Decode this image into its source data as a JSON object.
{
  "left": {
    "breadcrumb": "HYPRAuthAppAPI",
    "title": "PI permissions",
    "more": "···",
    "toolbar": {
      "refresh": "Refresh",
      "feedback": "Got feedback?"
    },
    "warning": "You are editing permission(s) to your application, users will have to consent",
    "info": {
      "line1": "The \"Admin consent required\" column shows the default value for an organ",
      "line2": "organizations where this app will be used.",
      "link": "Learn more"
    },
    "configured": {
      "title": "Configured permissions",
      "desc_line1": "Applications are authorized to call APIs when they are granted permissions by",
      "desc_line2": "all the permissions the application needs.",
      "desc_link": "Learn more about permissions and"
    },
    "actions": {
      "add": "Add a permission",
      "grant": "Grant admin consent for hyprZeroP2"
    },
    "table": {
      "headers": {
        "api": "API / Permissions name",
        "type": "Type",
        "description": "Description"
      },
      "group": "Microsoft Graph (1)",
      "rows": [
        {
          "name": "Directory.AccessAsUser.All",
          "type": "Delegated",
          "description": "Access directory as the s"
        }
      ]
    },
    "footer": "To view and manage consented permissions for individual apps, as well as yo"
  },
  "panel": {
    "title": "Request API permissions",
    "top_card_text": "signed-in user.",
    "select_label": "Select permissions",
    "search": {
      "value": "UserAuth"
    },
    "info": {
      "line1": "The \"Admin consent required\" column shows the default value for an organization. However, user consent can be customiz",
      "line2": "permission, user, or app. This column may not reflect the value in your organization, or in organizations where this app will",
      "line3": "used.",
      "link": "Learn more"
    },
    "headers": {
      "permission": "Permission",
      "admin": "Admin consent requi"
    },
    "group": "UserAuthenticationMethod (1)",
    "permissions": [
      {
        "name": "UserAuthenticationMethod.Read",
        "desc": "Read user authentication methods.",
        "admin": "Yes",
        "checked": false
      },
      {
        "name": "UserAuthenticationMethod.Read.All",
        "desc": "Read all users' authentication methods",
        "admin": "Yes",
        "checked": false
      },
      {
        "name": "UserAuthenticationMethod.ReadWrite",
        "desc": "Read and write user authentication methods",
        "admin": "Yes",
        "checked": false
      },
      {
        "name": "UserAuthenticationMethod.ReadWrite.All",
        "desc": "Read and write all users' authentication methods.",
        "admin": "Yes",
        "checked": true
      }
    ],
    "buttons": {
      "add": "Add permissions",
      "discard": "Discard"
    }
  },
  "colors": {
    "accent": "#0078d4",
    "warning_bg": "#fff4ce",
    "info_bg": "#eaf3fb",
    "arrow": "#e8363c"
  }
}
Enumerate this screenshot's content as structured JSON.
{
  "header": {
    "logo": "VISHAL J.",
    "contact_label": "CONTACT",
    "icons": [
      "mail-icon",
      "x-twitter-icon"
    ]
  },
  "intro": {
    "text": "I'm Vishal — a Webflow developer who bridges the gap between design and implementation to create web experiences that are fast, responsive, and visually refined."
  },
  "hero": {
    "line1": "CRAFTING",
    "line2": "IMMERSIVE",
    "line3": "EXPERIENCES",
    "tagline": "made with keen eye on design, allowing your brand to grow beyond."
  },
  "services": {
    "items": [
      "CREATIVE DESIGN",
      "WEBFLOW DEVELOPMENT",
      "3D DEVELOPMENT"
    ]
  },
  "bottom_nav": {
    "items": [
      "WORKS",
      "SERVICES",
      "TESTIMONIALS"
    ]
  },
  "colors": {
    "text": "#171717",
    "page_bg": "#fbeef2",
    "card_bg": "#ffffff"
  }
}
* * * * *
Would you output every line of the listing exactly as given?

Decode this image into its source data as a JSON object.
{
  "left": {
    "breadcrumb": "HYPRAuthAppAPI",
    "title": "PI permissions",
    "more": "···",
    "toolbar": {
      "refresh": "Refresh",
      "feedback": "Got feedback?"
    },
    "warning": "You are editing permission(s) to your application, users will have to consent",
    "info": {
      "line1": "The \"Admin consent required\" column shows the default value for an organ",
      "line2": "organizations where this app will be used.",
      "link": "Learn more"
    },
    "configured": {
      "title": "Configured permissions",
      "desc_line1": "Applications are authorized to call APIs when they are granted permissions by",
      "desc_line2": "all the permissions the application needs.",
      "desc_link": "Learn more about permissions and"
    },
    "actions": {
      "add": "Add a permission",
      "grant": "Grant admin consent for hyprZeroP2"
    },
    "table": {
      "headers": {
        "api": "API / Permissions name",
        "type": "Type",
        "description": "Description"
      },
      "group": "Microsoft Graph (1)",
      "rows": [
        {
          "name": "Directory.AccessAsUser.All",
          "type": "Delegated",
          "description": "Access directory as the s"
        }
      ]
    },
    "footer": "To view and manage consented permissions for individual apps, as well as yo"
  },
  "panel": {
    "title": "Request API permissions",
    "top_card_text": "signed-in user.",
    "select_label": "Select permissions",
    "search": {
      "value": "UserAuth"
    },
    "info": {
      "line1": "The \"Admin consent required\" column shows the default value for an organization. However, user consent can be customiz",
      "line2": "permission, user, or app. This column may not reflect the value in your organization, or in organizations where this app will",
      "line3": "used.",
      "link": "Learn more"
    },
    "headers": {
      "permission": "Permission",
      "admin": "Admin consent requi"
    },
    "group": "UserAuthenticationMethod (1)",
    "permissions": [
      {
        "name": "UserAuthenticationMethod.Read",
        "desc": "Read user authentication methods.",
        "admin": "Yes",
        "checked": false
      },
      {
        "name": "UserAuthenticationMethod.Read.All",
        "desc": "Read all users' authentication methods",
        "admin": "Yes",
        "checked": false
      },
      {
        "name": "UserAuthenticationMethod.ReadWrite",
        "desc": "Read and write user authentication methods",
        "admin": "Yes",
        "checked": false
      },
      {
        "name": "UserAuthenticationMethod.ReadWrite.All",
        "desc": "Read and write all users' authentication methods.",
        "admin": "Yes",
        "checked": true
      }
    ],
    "buttons": {
      "add": "Add permissions",
      "discard": "Discard"
    }
  },
  "colors": {
    "accent": "#0078d4",
    "warning_bg": "#fff4ce",
    "info_bg": "#eaf3fb",
    "arrow": "#e8363c"
  }
}
Enumerate this screenshot's content as structured JSON.
{
  "header": {
    "logo": "VISHAL J.",
    "contact_label": "CONTACT",
    "icons": [
      "mail-icon",
      "x-twitter-icon"
    ]
  },
  "intro": {
    "text": "I'm Vishal — a Webflow developer who bridges the gap between design and implementation to create web experiences that are fast, responsive, and visually refined."
  },
  "hero": {
    "line1": "CRAFTING",
    "line2": "IMMERSIVE",
    "line3": "EXPERIENCES",
    "tagline": "made with keen eye on design, allowing your brand to grow beyond."
  },
  "services": {
    "items": [
      "CREATIVE DESIGN",
      "WEBFLOW DEVELOPMENT",
      "3D DEVELOPMENT"
    ]
  },
  "bottom_nav": {
    "items": [
      "WORKS",
      "SERVICES",
      "TESTIMONIALS"
    ]
  },
  "colors": {
    "text": "#171717",
    "page_bg": "#fbeef2",
    "card_bg": "#ffffff"
  }
}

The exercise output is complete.